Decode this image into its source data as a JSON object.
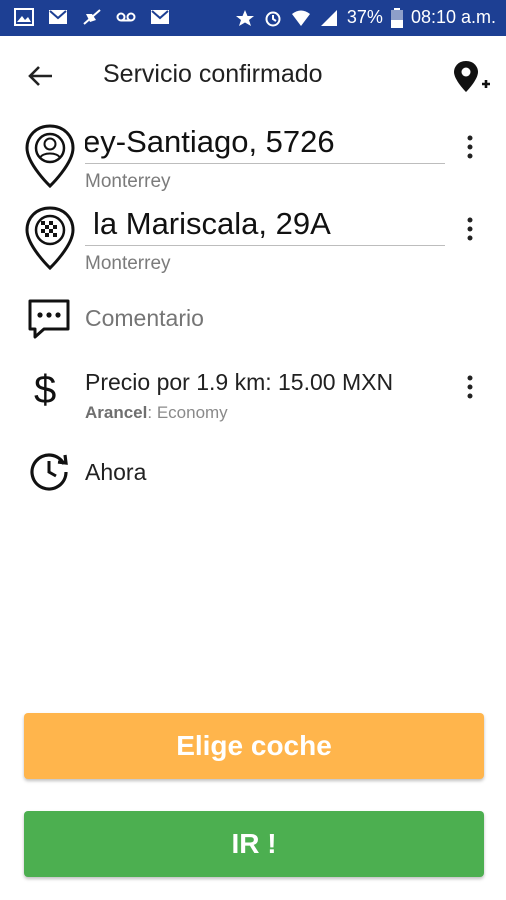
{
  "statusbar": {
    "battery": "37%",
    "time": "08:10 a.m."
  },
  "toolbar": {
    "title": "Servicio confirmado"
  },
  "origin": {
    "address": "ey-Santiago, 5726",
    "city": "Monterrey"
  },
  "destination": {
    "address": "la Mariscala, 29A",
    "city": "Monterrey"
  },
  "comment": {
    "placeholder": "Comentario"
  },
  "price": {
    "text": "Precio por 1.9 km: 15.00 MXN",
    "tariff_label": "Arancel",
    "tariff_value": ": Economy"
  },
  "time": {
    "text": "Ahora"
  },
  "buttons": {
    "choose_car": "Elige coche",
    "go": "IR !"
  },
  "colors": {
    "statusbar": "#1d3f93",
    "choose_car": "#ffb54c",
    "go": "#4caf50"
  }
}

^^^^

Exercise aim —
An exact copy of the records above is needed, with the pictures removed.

Worked solution —
Decode this image into its source data as a JSON object.
{
  "statusbar": {
    "battery": "37%",
    "time": "08:10 a.m."
  },
  "toolbar": {
    "title": "Servicio confirmado"
  },
  "origin": {
    "address": "ey-Santiago, 5726",
    "city": "Monterrey"
  },
  "destination": {
    "address": "la Mariscala, 29A",
    "city": "Monterrey"
  },
  "comment": {
    "placeholder": "Comentario"
  },
  "price": {
    "text": "Precio por 1.9 km: 15.00 MXN",
    "tariff_label": "Arancel",
    "tariff_value": ": Economy"
  },
  "time": {
    "text": "Ahora"
  },
  "buttons": {
    "choose_car": "Elige coche",
    "go": "IR !"
  },
  "colors": {
    "statusbar": "#1d3f93",
    "choose_car": "#ffb54c",
    "go": "#4caf50"
  }
}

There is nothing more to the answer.